» Available records:
= = = = = = =
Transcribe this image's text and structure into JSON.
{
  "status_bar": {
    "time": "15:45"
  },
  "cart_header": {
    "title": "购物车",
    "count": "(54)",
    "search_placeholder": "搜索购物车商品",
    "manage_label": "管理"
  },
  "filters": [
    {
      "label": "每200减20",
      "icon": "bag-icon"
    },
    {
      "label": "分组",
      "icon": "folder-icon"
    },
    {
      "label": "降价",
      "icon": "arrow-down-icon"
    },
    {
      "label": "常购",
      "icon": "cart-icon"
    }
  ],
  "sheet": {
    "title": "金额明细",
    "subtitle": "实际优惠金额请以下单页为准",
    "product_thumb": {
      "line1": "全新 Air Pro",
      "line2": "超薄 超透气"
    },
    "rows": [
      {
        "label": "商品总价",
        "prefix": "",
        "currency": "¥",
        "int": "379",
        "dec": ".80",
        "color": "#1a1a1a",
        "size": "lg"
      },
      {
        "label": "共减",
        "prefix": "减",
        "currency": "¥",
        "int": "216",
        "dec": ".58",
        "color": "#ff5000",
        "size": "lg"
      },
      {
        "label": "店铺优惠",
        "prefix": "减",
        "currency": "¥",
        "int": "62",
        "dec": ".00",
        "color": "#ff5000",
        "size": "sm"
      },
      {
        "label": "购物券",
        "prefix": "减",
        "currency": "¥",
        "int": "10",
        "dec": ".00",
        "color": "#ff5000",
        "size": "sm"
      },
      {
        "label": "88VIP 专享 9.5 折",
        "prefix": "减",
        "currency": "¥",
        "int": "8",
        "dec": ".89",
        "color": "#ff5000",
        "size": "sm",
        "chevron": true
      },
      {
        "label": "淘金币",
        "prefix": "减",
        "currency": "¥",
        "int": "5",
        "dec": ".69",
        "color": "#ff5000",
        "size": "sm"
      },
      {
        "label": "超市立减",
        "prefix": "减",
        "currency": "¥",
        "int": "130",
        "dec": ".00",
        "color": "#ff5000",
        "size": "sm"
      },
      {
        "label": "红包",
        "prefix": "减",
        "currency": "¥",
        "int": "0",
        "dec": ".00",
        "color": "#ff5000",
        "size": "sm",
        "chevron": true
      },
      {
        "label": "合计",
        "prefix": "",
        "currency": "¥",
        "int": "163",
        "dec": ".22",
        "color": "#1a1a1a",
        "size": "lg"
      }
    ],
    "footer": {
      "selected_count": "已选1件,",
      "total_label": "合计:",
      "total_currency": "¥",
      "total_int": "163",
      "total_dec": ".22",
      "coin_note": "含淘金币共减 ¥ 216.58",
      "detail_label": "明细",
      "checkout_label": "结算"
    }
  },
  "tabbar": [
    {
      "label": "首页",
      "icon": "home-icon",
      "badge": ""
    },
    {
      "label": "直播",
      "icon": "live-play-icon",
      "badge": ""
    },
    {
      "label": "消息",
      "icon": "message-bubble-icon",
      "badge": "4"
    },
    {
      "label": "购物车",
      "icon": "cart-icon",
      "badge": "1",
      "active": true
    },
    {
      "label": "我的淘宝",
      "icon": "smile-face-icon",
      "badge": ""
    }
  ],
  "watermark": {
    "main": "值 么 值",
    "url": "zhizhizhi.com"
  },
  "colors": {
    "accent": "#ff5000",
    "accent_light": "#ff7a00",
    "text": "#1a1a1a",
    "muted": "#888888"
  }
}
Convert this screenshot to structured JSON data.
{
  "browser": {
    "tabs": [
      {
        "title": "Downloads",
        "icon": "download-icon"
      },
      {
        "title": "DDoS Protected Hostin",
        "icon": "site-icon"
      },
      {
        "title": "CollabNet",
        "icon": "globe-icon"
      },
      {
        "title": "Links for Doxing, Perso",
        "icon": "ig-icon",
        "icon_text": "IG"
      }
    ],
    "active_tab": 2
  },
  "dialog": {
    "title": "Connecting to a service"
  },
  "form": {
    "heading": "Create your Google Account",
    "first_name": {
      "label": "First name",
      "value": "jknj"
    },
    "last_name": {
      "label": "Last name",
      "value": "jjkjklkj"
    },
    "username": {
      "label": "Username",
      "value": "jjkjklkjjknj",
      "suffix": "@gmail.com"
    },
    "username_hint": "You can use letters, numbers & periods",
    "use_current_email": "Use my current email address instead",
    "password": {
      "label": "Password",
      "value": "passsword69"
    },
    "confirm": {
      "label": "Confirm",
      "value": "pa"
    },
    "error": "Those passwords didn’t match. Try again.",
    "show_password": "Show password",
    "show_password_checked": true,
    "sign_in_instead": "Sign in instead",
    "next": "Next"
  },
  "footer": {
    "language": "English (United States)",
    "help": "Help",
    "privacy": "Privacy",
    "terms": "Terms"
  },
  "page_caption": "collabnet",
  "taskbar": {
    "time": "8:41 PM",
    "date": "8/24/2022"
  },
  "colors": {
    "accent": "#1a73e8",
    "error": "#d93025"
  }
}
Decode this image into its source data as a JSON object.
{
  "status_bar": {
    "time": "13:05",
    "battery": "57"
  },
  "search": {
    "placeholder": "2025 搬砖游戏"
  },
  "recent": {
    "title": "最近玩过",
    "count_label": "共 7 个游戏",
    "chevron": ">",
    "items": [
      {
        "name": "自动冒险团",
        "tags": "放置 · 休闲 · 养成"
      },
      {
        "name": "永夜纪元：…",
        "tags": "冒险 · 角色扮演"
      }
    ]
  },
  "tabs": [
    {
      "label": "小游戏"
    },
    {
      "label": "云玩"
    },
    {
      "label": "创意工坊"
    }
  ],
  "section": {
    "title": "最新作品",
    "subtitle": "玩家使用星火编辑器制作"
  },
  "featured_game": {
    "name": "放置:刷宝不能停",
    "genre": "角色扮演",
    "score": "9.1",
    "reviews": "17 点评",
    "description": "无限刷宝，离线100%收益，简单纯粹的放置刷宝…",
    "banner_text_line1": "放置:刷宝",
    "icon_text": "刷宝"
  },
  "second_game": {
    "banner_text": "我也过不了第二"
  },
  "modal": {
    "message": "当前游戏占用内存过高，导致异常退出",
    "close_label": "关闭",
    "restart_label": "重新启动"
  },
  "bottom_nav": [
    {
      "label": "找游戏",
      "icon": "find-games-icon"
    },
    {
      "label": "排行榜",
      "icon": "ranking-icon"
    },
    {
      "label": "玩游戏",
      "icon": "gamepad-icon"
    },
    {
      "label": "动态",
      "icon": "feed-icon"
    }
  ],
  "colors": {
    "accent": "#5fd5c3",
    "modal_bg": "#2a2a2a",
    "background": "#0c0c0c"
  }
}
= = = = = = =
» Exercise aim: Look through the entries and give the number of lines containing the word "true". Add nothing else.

» Solution for this task: 4